Norton Point and Wasque beaches have been temporarily closed after tropical storm Isaias swept past the Vineyard Tuesday afternoon, erasing oversand vehicle trails and eroding shorelines with extreme tides and high winds.

“Tropical Storm Isaias left us with a mess,” said a release from The Trustees of Reservations, which owns Wasque and manages the beach at Norton Point. “The storm’s initial winds from the southeast carved off a large section of Wasque Point and took the OSV [oversand vehicle] trail out to sea. OSV access is impossible around Wasque Point. Vehicles can drive south on Leland Beach and park opposite the rip, but travel around the corner has been temporarily closed.”

The storm arrived Tuesday afternoon, traveling north through central and western New England before tracking toward Canada by the evening. Although the brunt of the storm missed the Vineyard, southeastern Massachusetts saw strong, 40 to 60 mph winds, battering south-facing beaches.

Early Wednesday morning, a sign was posted at the entrance to Norton Point from the left fork, saying that the beach had been closed due to extreme weather. The release from The Trustees later in the day spelled out the damage.
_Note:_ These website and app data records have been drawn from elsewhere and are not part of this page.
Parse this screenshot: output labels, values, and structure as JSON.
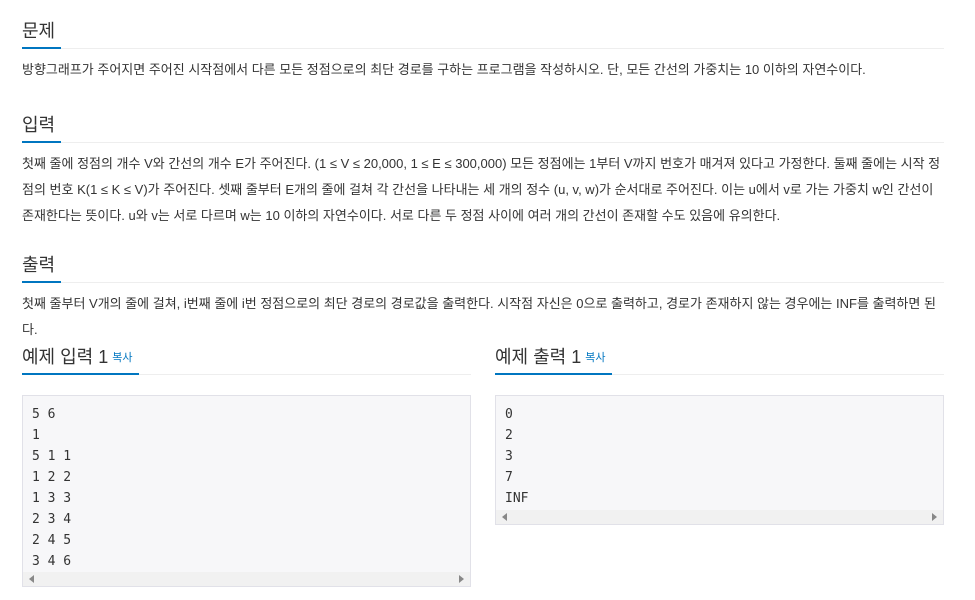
{
  "problem": {
    "title": "문제",
    "text": "방향그래프가 주어지면 주어진 시작점에서 다른 모든 정점으로의 최단 경로를 구하는 프로그램을 작성하시오. 단, 모든 간선의 가중치는 10 이하의 자연수이다."
  },
  "input": {
    "title": "입력",
    "text": "첫째 줄에 정점의 개수 V와 간선의 개수 E가 주어진다. (1 ≤ V ≤ 20,000, 1 ≤ E ≤ 300,000) 모든 정점에는 1부터 V까지 번호가 매겨져 있다고 가정한다. 둘째 줄에는 시작 정점의 번호 K(1 ≤ K ≤ V)가 주어진다. 셋째 줄부터 E개의 줄에 걸쳐 각 간선을 나타내는 세 개의 정수 (u, v, w)가 순서대로 주어진다. 이는 u에서 v로 가는 가중치 w인 간선이 존재한다는 뜻이다. u와 v는 서로 다르며 w는 10 이하의 자연수이다. 서로 다른 두 정점 사이에 여러 개의 간선이 존재할 수도 있음에 유의한다."
  },
  "output": {
    "title": "출력",
    "text": "첫째 줄부터 V개의 줄에 걸쳐, i번째 줄에 i번 정점으로의 최단 경로의 경로값을 출력한다. 시작점 자신은 0으로 출력하고, 경로가 존재하지 않는 경우에는 INF를 출력하면 된다."
  },
  "sample_input": {
    "title": "예제 입력 1",
    "copy": "복사",
    "text": "5 6\n1\n5 1 1\n1 2 2\n1 3 3\n2 3 4\n2 4 5\n3 4 6"
  },
  "sample_output": {
    "title": "예제 출력 1",
    "copy": "복사",
    "text": "0\n2\n3\n7\nINF"
  }
}
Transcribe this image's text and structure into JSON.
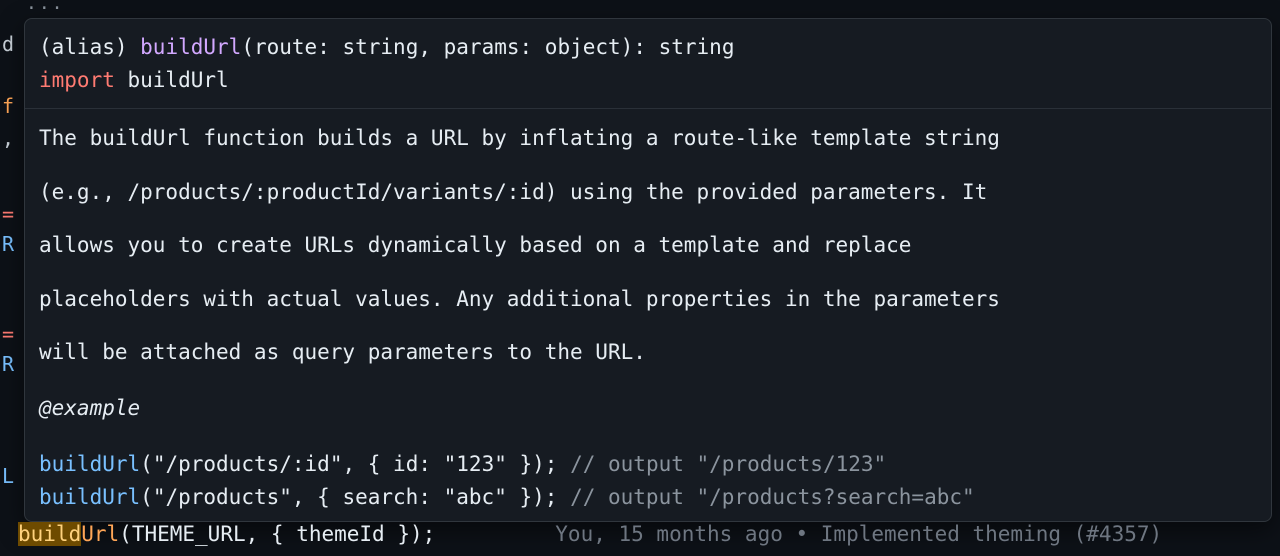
{
  "gutter": {
    "d": "d",
    "f": "f",
    "comma": ",",
    "eq1": "=",
    "R1": "R",
    "eq2": "=",
    "R2": "R",
    "L": "L"
  },
  "ellipsis": "···",
  "signature": {
    "alias_open": "(alias) ",
    "func": "buildUrl",
    "params_open": "(",
    "p1_name": "route",
    "colon1": ": ",
    "p1_type": "string",
    "sep": ", ",
    "p2_name": "params",
    "colon2": ": ",
    "p2_type": "object",
    "params_close": ")",
    "ret_colon": ": ",
    "ret_type": "string",
    "import_kw": "import",
    "import_name": " buildUrl"
  },
  "doc": {
    "l1": "The buildUrl function builds a URL by inflating a route-like template string",
    "l2": "(e.g., /products/:productId/variants/:id) using the provided parameters. It",
    "l3": "allows you to create URLs dynamically based on a template and replace",
    "l4": "placeholders with actual values. Any additional properties in the parameters",
    "l5": "will be attached as query parameters to the URL.",
    "example_tag": "@example"
  },
  "examples": {
    "e1_fn": "buildUrl",
    "e1_open": "(",
    "e1_s1": "\"/products/:id\"",
    "e1_sep": ", { ",
    "e1_key": "id",
    "e1_kv": ": ",
    "e1_s2": "\"123\"",
    "e1_close": " });",
    "e1_comment": " // output \"/products/123\"",
    "e2_fn": "buildUrl",
    "e2_open": "(",
    "e2_s1": "\"/products\"",
    "e2_sep": ", { ",
    "e2_key": "search",
    "e2_kv": ": ",
    "e2_s2": "\"abc\"",
    "e2_close": " });",
    "e2_comment": " // output \"/products?search=abc\""
  },
  "code_line": {
    "fn_hl": "build",
    "fn_rest": "Url",
    "open": "(",
    "arg1": "THEME_URL",
    "sep": ", { ",
    "arg2": "themeId",
    "close": " });"
  },
  "blame": {
    "text": "You, 15 months ago • Implemented theming (#4357)"
  }
}
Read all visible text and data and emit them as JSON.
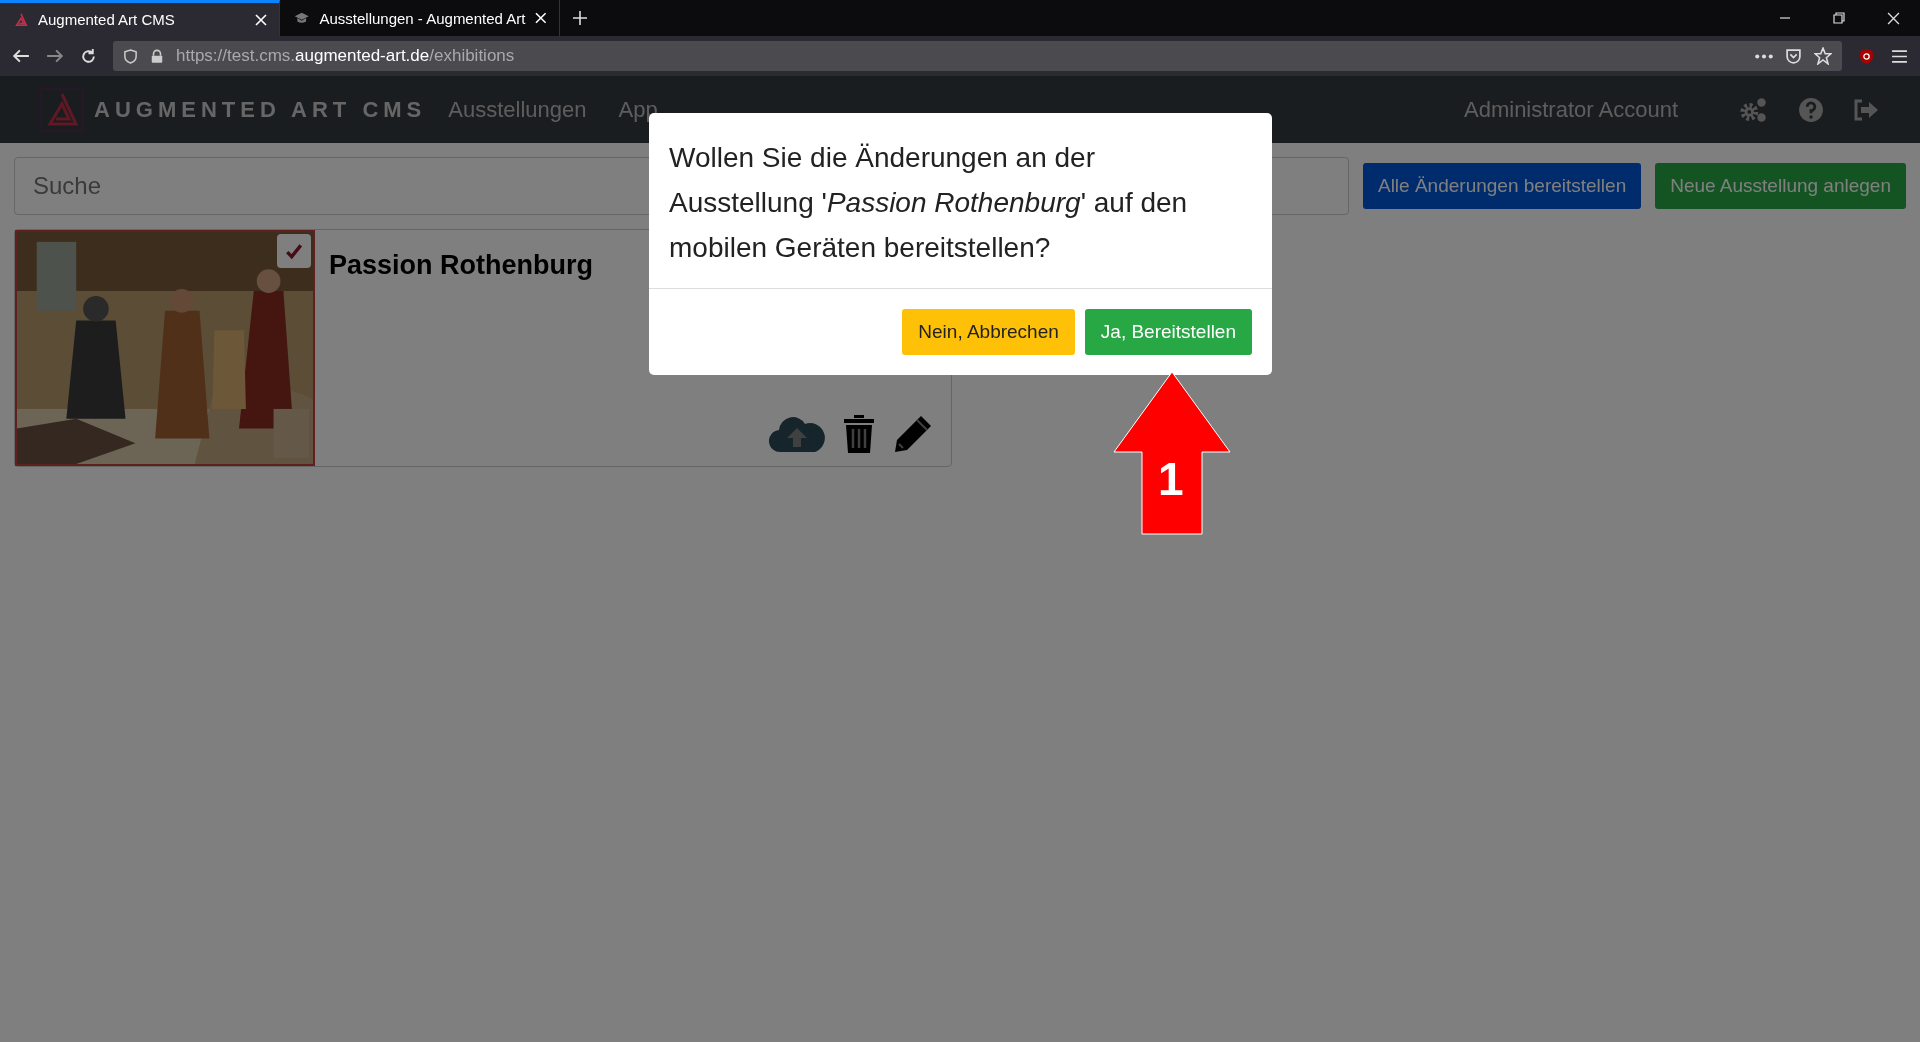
{
  "browser": {
    "tabs": [
      {
        "title": "Augmented Art CMS",
        "selected": true
      },
      {
        "title": "Ausstellungen - Augmented Art",
        "selected": false
      }
    ],
    "url_prefix": "https://test.cms.",
    "url_domain": "augmented-art.de",
    "url_path": "/exhibitions"
  },
  "navbar": {
    "brand": "AUGMENTED ART CMS",
    "items": [
      "Ausstellungen",
      "App"
    ],
    "account": "Administrator Account"
  },
  "search": {
    "placeholder": "Suche"
  },
  "actions": [
    "Alle Änderungen bereitstellen",
    "Neue Ausstellung anlegen"
  ],
  "exhibitions": [
    {
      "title": "Passion Rothenburg",
      "checked": true
    }
  ],
  "dialog": {
    "message": "Wollen Sie die Änderungen an der Ausstellung '*Passion Rothenburg*' auf den mobilen Geräten bereitstellen?",
    "buttons": [
      {
        "label": "Nein, Abbrechen",
        "kind": "cancel"
      },
      {
        "label": "Ja, Bereitstellen",
        "kind": "confirm"
      }
    ]
  },
  "annotation": {
    "label": "1"
  }
}
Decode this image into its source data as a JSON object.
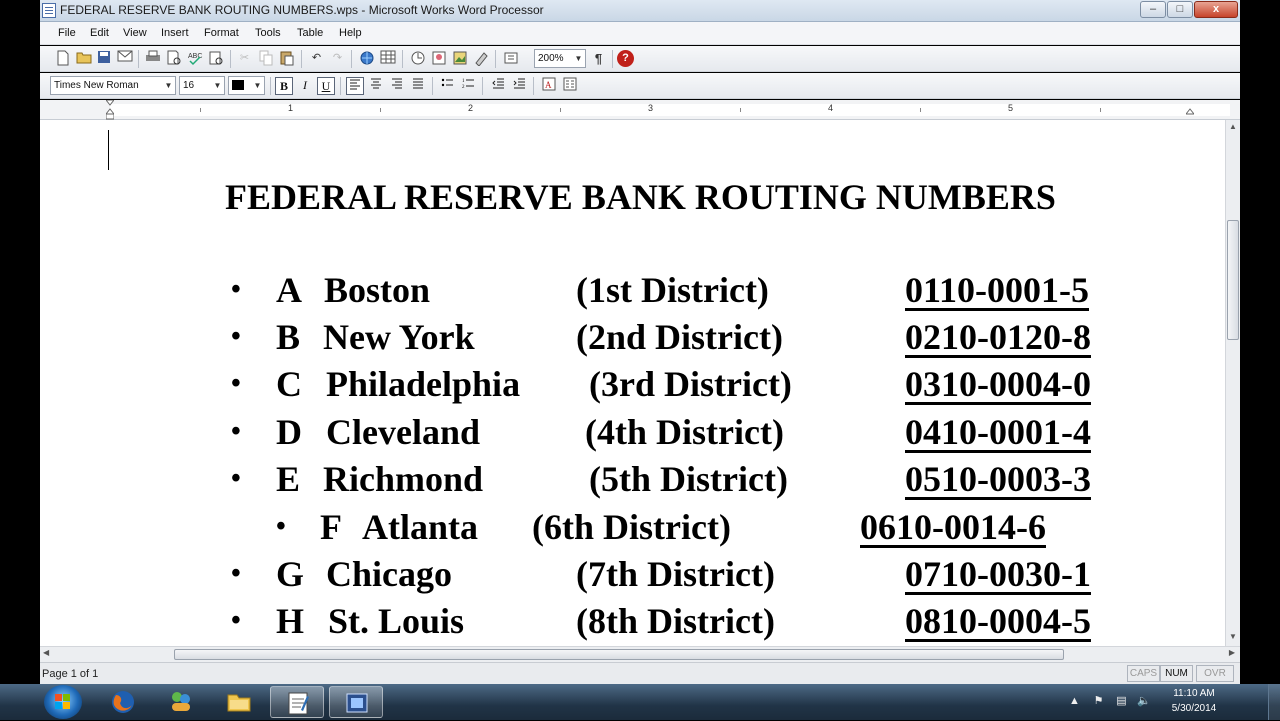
{
  "window": {
    "title": "FEDERAL RESERVE BANK ROUTING NUMBERS.wps - Microsoft Works Word Processor",
    "min_glyph": "–",
    "max_glyph": "□",
    "close_glyph": "x"
  },
  "menu": [
    "File",
    "Edit",
    "View",
    "Insert",
    "Format",
    "Tools",
    "Table",
    "Help"
  ],
  "toolbar": {
    "zoom": "200%",
    "pilcrow": "¶",
    "help_glyph": "?",
    "font_name": "Times New Roman",
    "font_size": "16",
    "bold": "B",
    "italic": "I",
    "underline": "U",
    "combo_arrow": "▼"
  },
  "ruler": {
    "numbers": [
      "1",
      "2",
      "3",
      "4",
      "5"
    ]
  },
  "document": {
    "title": "FEDERAL RESERVE BANK ROUTING NUMBERS",
    "bullet": "•",
    "rows": [
      {
        "letter": "A",
        "city": "Boston",
        "district": "(1st District)",
        "code": "0110-0001-5"
      },
      {
        "letter": "B",
        "city": "New York",
        "district": "(2nd District)",
        "code": "0210-0120-8"
      },
      {
        "letter": "C",
        "city": "Philadelphia",
        "district": "(3rd District)",
        "code": "0310-0004-0"
      },
      {
        "letter": "D",
        "city": "Cleveland",
        "district": "(4th District)",
        "code": "0410-0001-4"
      },
      {
        "letter": "E",
        "city": "Richmond",
        "district": "(5th District)",
        "code": "0510-0003-3"
      },
      {
        "letter": "F",
        "city": "Atlanta",
        "district": "(6th District)",
        "code": "0610-0014-6"
      },
      {
        "letter": "G",
        "city": "Chicago",
        "district": "(7th District)",
        "code": "0710-0030-1"
      },
      {
        "letter": "H",
        "city": "St. Louis",
        "district": "(8th District)",
        "code": "0810-0004-5"
      }
    ]
  },
  "status": {
    "page": "Page 1 of 1",
    "caps": "CAPS",
    "num": "NUM",
    "ovr": "OVR"
  },
  "taskbar": {
    "time": "11:10 AM",
    "date": "5/30/2014",
    "tray_arrow": "▲",
    "colors": {
      "start_orb": "#1f6ab8",
      "taskbar": "#213447"
    }
  }
}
“Later in the evening [Tuesday] at Norton Point the high winds out of the SSW heavily overwashed most of this south-facing beach, flooded interior trails and sliced the oceanfront OSV trail away in several sections,” the release says. “We will assess both locations again later today and tomorrow [Thursday], once the high surf recedes but presently the flow of moving water over the outside beach makes it too hazardous for rangers to work until later today or tomorrow.”

High waves and strong rip currents sprayed seas up to the dunes Tuesday evening at South Beach, forcing lifeguards and beach managers to shore up wooden monitoring stands.

The Steamship Authority routed all traffic through Vineyard Haven and cancelled boats throughout the afternoon Tuesday. Other transportation agencies also issued warnings.

Although a tornado warning was issued for southern New England, it was later downgraded.

A high surf advisory remains in effect until 6 p.m. Wednesday evening, with the National Weather Service is predicting large breaking waves of four to eight feet in the surf zone for Dukes County.

“We will update you as soon as we are able to reopen portions of the beach,” the Trustees wrote.

Home page picture by Ray Ewing.